Research Project: Eliminating Fusarium Mycotoxin Contamination of Corn by Targeting Fungal Mechanisms and Adaptations Conferring Fitness in Corn and Toxicology and Toxinology Studies of Mycotoxins

Location: Toxicology & Mycotoxin Research

Title: Atoxigenic strains of Aspergillus flavus isolated from peanuts collected from northern Philippines as potential biocon agents against pre-harvest aflatoxin contamination of peanut and corn

item LUIS, JANET - Benguet State University
item Glenn, Anthony - Tony
item KEMERAIT, ROBERT - University Of Georgia
item AGUSTIN, FLORESCA - Benguet State University
item Pierce, Larry
item ANGELES, YOLANDA - Don Mariano Marcos Memorial State University

Submitted to: Meeting Abstract
Publication Type: Abstract Only
Publication Acceptance Date: 3/1/2017
Publication Date: N/A
Citation: N/A

Interpretive Summary:
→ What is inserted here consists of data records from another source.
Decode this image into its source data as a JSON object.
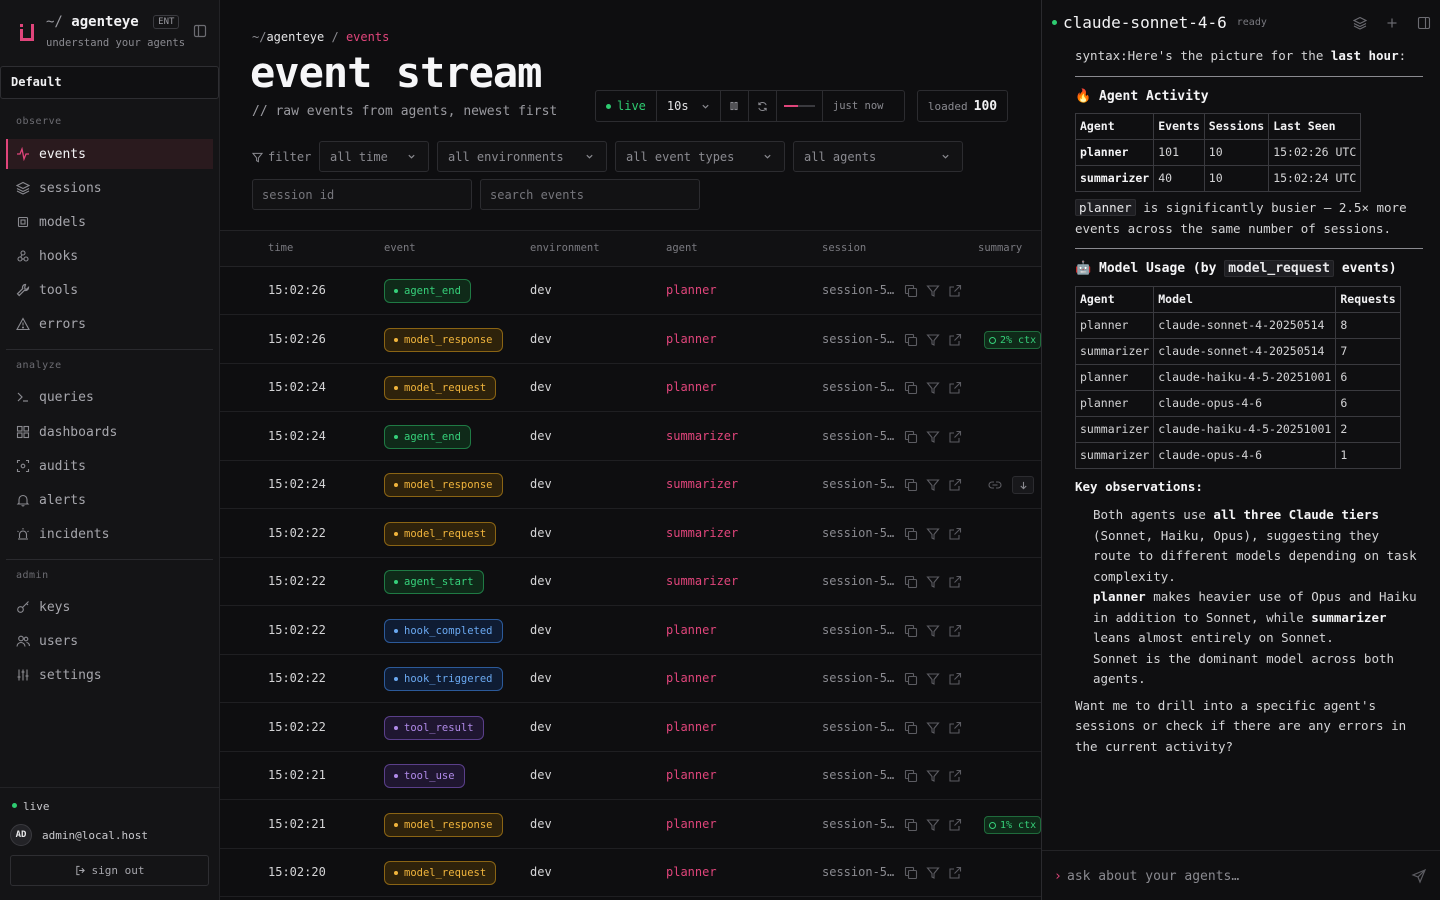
{
  "sidebar": {
    "brand_path": "~/",
    "brand_name": "agenteye",
    "brand_badge": "ENT",
    "brand_sub": "understand your agents",
    "workspace": "Default",
    "groups": [
      {
        "label": "observe"
      },
      {
        "label": "analyze"
      },
      {
        "label": "admin"
      }
    ],
    "items": [
      {
        "label": "events"
      },
      {
        "label": "sessions"
      },
      {
        "label": "models"
      },
      {
        "label": "hooks"
      },
      {
        "label": "tools"
      },
      {
        "label": "errors"
      },
      {
        "label": "queries"
      },
      {
        "label": "dashboards"
      },
      {
        "label": "audits"
      },
      {
        "label": "alerts"
      },
      {
        "label": "incidents"
      },
      {
        "label": "keys"
      },
      {
        "label": "users"
      },
      {
        "label": "settings"
      }
    ],
    "status": "live",
    "avatar": "AD",
    "user_email": "admin@local.host",
    "signout": "sign out"
  },
  "main": {
    "breadcrumb": {
      "root": "~/",
      "app": "agenteye",
      "sep": "/",
      "current": "events"
    },
    "title": "event stream",
    "subtitle": "// raw events from agents, newest first",
    "live_label": "live",
    "interval": "10s",
    "refresh_progress": 0.45,
    "updated": "just now",
    "loaded_label": "loaded",
    "loaded_count": "100",
    "filter_label": "filter",
    "filters": {
      "time": "all time",
      "env": "all environments",
      "types": "all event types",
      "agents": "all agents"
    },
    "session_placeholder": "session id",
    "search_placeholder": "search events",
    "columns": {
      "time": "time",
      "event": "event",
      "env": "environment",
      "agent": "agent",
      "session": "session",
      "summary": "summary"
    },
    "rows": [
      {
        "time": "15:02:26",
        "event": "agent_end",
        "env": "dev",
        "agent": "planner",
        "session": "session-5…"
      },
      {
        "time": "15:02:26",
        "event": "model_response",
        "env": "dev",
        "agent": "planner",
        "session": "session-5…",
        "ctx": "2% ctx"
      },
      {
        "time": "15:02:24",
        "event": "model_request",
        "env": "dev",
        "agent": "planner",
        "session": "session-5…"
      },
      {
        "time": "15:02:24",
        "event": "agent_end",
        "env": "dev",
        "agent": "summarizer",
        "session": "session-5…"
      },
      {
        "time": "15:02:24",
        "event": "model_response",
        "env": "dev",
        "agent": "summarizer",
        "session": "session-5…"
      },
      {
        "time": "15:02:22",
        "event": "model_request",
        "env": "dev",
        "agent": "summarizer",
        "session": "session-5…"
      },
      {
        "time": "15:02:22",
        "event": "agent_start",
        "env": "dev",
        "agent": "summarizer",
        "session": "session-5…"
      },
      {
        "time": "15:02:22",
        "event": "hook_completed",
        "env": "dev",
        "agent": "planner",
        "session": "session-5…"
      },
      {
        "time": "15:02:22",
        "event": "hook_triggered",
        "env": "dev",
        "agent": "planner",
        "session": "session-5…"
      },
      {
        "time": "15:02:22",
        "event": "tool_result",
        "env": "dev",
        "agent": "planner",
        "session": "session-5…"
      },
      {
        "time": "15:02:21",
        "event": "tool_use",
        "env": "dev",
        "agent": "planner",
        "session": "session-5…"
      },
      {
        "time": "15:02:21",
        "event": "model_response",
        "env": "dev",
        "agent": "planner",
        "session": "session-5…",
        "ctx": "1% ctx"
      },
      {
        "time": "15:02:20",
        "event": "model_request",
        "env": "dev",
        "agent": "planner",
        "session": "session-5…"
      }
    ]
  },
  "event_colors": {
    "agent_end": {
      "bg": "#0f2a19",
      "border": "#1f7a44",
      "fg": "#36d07a"
    },
    "agent_start": {
      "bg": "#0f2a19",
      "border": "#1f7a44",
      "fg": "#36d07a"
    },
    "model_response": {
      "bg": "#2e220b",
      "border": "#8a6414",
      "fg": "#f0b43c"
    },
    "model_request": {
      "bg": "#2e220b",
      "border": "#8a6414",
      "fg": "#f0b43c"
    },
    "hook_completed": {
      "bg": "#0f1c33",
      "border": "#2c5a9a",
      "fg": "#6aa8f0"
    },
    "hook_triggered": {
      "bg": "#0f1c33",
      "border": "#2c5a9a",
      "fg": "#6aa8f0"
    },
    "tool_result": {
      "bg": "#1f1630",
      "border": "#5a3f8a",
      "fg": "#b08ae8"
    },
    "tool_use": {
      "bg": "#1f1630",
      "border": "#5a3f8a",
      "fg": "#b08ae8"
    }
  },
  "chat": {
    "model": "claude-sonnet-4-6",
    "status": "ready",
    "intro_pre": "syntax:Here's the picture for the ",
    "intro_bold": "last hour",
    "intro_post": ":",
    "section1_icon": "🔥",
    "section1_title": "Agent Activity",
    "activity_headers": [
      "Agent",
      "Events",
      "Sessions",
      "Last Seen"
    ],
    "activity_rows": [
      [
        "planner",
        "101",
        "10",
        "15:02:26 UTC"
      ],
      [
        "summarizer",
        "40",
        "10",
        "15:02:24 UTC"
      ]
    ],
    "busier_code": "planner",
    "busier_text": " is significantly busier — 2.5× more events across the same number of sessions.",
    "section2_icon": "🤖",
    "section2_title_pre": "Model Usage (by ",
    "section2_title_code": "model_request",
    "section2_title_post": " events)",
    "usage_headers": [
      "Agent",
      "Model",
      "Requests"
    ],
    "usage_rows": [
      [
        "planner",
        "claude-sonnet-4-20250514",
        "8"
      ],
      [
        "summarizer",
        "claude-sonnet-4-20250514",
        "7"
      ],
      [
        "planner",
        "claude-haiku-4-5-20251001",
        "6"
      ],
      [
        "planner",
        "claude-opus-4-6",
        "6"
      ],
      [
        "summarizer",
        "claude-haiku-4-5-20251001",
        "2"
      ],
      [
        "summarizer",
        "claude-opus-4-6",
        "1"
      ]
    ],
    "obs_title": "Key observations:",
    "obs1_pre": "Both agents use ",
    "obs1_bold": "all three Claude tiers",
    "obs1_post": " (Sonnet, Haiku, Opus), suggesting they route to different models depending on task complexity.",
    "obs2_b1": "planner",
    "obs2_mid": " makes heavier use of Opus and Haiku in addition to Sonnet, while ",
    "obs2_b2": "summarizer",
    "obs2_post": " leans almost entirely on Sonnet.",
    "obs3": "Sonnet is the dominant model across both agents.",
    "closing": "Want me to drill into a specific agent's sessions or check if there are any errors in the current activity?",
    "input_placeholder": "ask about your agents…"
  }
}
Technical Abstract: Aflatoxin contamination of food products causes liver cancer and weakened immunity in humans, and stunted growth and reduced productivity in animals (CAST, 2003). Effective control of pre-harvest aflatoxin contamination of peanut and corn due to AflaGuard and Aflasafe in the United States and Africa, respectively, have been achieved. Nevertheless, these products cannot be used locally due to ecological differences in micro-biodiversity. Thus, the study was conducted at BSU in search for local atoxigenic strains of Aspergillus flavus (ASAFs) in peanuts grown in Northern Philippines as potential biocon agents against pre-harvest aflatoxin contamination of peanut and corn. One hundred sixty and five peanut samples were collected from the Cordillera Administrative Region (CAR), and Regions I and II. Randomly selected kernel samples from each were processed for qualitative aflatoxin detection using immunochromatographic strips. Only samples showing negative reaction to the strips, i.e. indication of freedom from 20ppb aflatoxin content cutoff for acceptance of product as food, were used to isolate Aspergillus section Flavi (AF) members, eliminating all other isolates via morphological characterization. These were sent by freight to USDA for the detection of defective aflatoxin biosynthetic gene cluster (ABGC) via multiplex PCR and confirmation of non-production of aflatoxin by defective strains via back inoculation to rice grains then extraction of metabolite for detection via liquid chromatography - mass spectrometry following the protocols of Callicott and Cotty (2014). There were 440 AF isolates prepared and sent for molecular fingerprinting. The first cycle of multiplex PCR showed 25 isolates to have defective ABGC: four A. flavus strains with lack of full cluster (permanent mutation), 11 isolates as A. tamarii, and 10 isolates of unknown species. The second cycle of multiplex PCR showed six A. flavus strains with lack of partial cluster (partial mutation) but one was contaminated with bacterium and other fungus, thus eliminated. The four permanent mutants and five partial mutants did not produce cyclopinozoic acid (CPA) or aflatoxin. Results show that the four permanent mutants are potential biocon agents against pre-harvest aflatoxin contamination of peanut and corn. Possible use of the partial mutants is also being considered with extra care in avoiding their possible hybridization with the permanent mutants. Immediate efforts to come up with protocols on the production of inoculants and proper field application are now being addressed.